I was talking to Mary Wear the other day. Mary is an interesting person. She has pretty much set her life up exactly as she wants. Rather than just go along with what crops up.
She went to university and got a degree in English. Then she got a job in account handling. But she didn't like it much.
The creative department seemed to be having much more fun. She wanted to do that. So she quit her job in account handling. And she went back to college. And she became a copywriter. She worked with Damon Collins, and they won a lot of awards together.
Now Mary works at AMV. A really good job, at a really good agency. But she also wanted a life outside advertising. In the country, with her young family and her sheep. So she set it up so that she works a three-day week at AMV. And she still wins awards.
Now the reason Mary was able to do all this is that she's very straight. She's outspoken in the truest sense: she speaks out. She doesn't beat around the bush.
She doesn't try to guess what other people are thinking.
If she wants something a certain way she'll say so. And if she can't have it, she'll want to know the reason why.

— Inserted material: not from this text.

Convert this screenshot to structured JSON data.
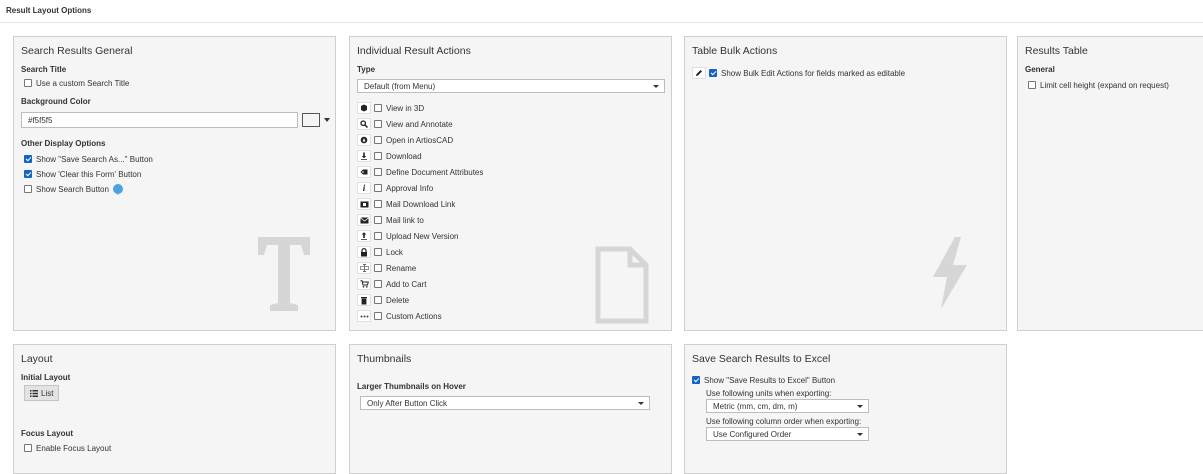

Account men always found this very difficult. They couldn't give her a woolly brief. They couldn't cover up a lack of thinking with long words.
Put simply, Mary is "no nonsense".
I asked her why she chose to do advertising in the first place. She said: "Well, it's all around us, isn't it? There's tons of it everywhere. It's a fact of life, like architecture. I just thought why can't it be better?"
I loved that. No justification, no moral quandary, no need to justify advertising's purpose. Just acceptance.
Instead of arguing whether advertising should or shouldn't exist. Instead of arguing whether advertising is good or bad. Instead of arguing whether advertising is dead or not. Instead of treating it like a great moral debate. Why can't we just accept that it's there, and let's do it better?
Just like architecture. There's lots of it, it's everywhere, and it costs a fortune. The buildings are going up anyway. Why do they have to be ugly?
We don't keep arguing about whether or not we need architecture.
As Mary said, advertising is like that. It exists, it's a fact of life. Why can't we just do it better?
Dave Trott, campaignlive.co.uk
LESSONS FROM ADVERTISING'S PAST
Advertising is a good history teacher. One of the lessons our teachers and history professors always try to impress on us - usually fruitlessly - is that it is very tricky to judge the past by applying contemporary standards. Advertising teaches this wonderfully. A few days ago, one of my readers (CaliforniaGirl) sent a link to a post she had written. The post was about past ads that we now find alarming and insulting.
The post got me thinking. Politics and values change so fast, ads that were acceptable just a few decades ago would now cause instant outrage. And yet, at the time they probably seemed reasonable.
Our advertising is a very reliable mirror of contemporary culture. And like every generation before us, we think of ourselves as terribly civilised and enlightened.
I wonder which ads (and which values) we accept as reasonable today will be viewed as archaic and disgusting 50 years from now.
Surely we are not immune to the evolution of culture and the idiosyncrasies of history.
CARROT VERSUS STICK
Last week we asked what the essentials are for a long-lasting Client + Agency. Thank you for all your comments. What must they be? Here's SFrog's list: Honesty. Whatever happens, client and agency need to tell each other the truth. Trust and mutual forgiving of mistakes, which are unavoidable on both sides. Absence of fear. Nobody can produce great work under a Damocles sword. Acknowledgement of jobs well done. Mutual agreement that carrots produce largely better and more work than whips. Openness from wherever ideas come from. They often come from the client. Close involvement at the top of client and agency. The big picture must constantly be clear to everybody. Nobody is permitted to waver in the belief of the essential values of the brand. A sense of humour, which allows both sides to have as much fun as possible, in the interest of outstanding commitment and work. Maybe this helps a bit, what do you think?